The task:
Search the entries below for "icon", and copy each line where it appears.

[Element data from apps and pages]
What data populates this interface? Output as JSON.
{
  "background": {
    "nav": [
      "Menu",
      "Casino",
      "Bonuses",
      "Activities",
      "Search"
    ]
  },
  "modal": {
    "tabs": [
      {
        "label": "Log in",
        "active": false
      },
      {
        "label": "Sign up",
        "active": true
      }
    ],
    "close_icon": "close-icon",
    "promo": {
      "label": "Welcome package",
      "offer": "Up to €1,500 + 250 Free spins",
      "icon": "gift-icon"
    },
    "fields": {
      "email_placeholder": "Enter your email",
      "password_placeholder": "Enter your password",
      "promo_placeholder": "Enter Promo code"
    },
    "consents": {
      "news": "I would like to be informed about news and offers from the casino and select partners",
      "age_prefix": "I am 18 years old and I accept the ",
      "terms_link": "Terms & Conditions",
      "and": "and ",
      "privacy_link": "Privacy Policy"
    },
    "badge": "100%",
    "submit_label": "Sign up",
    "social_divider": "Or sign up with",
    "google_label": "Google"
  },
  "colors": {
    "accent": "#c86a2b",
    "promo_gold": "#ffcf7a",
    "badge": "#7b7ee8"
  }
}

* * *

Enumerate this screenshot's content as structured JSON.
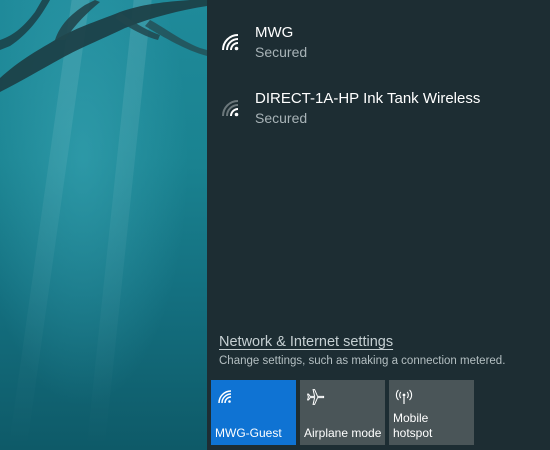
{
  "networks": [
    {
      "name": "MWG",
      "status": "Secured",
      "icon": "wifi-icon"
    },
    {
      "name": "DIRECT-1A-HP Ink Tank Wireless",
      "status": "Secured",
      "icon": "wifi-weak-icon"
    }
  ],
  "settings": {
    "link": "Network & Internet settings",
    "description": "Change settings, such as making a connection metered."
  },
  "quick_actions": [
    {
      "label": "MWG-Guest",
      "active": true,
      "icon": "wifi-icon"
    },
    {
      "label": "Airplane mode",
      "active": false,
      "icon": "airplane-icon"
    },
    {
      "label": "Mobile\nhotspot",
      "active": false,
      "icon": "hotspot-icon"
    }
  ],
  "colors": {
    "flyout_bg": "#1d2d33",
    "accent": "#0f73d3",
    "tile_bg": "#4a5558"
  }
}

Task answer:
    "close_icon": "close-icon",
      "icon": "gift-icon"
      "icon": "wifi-icon"
      "icon": "wifi-weak-icon"
      "icon": "wifi-icon"
      "icon": "airplane-icon"
      "icon": "hotspot-icon"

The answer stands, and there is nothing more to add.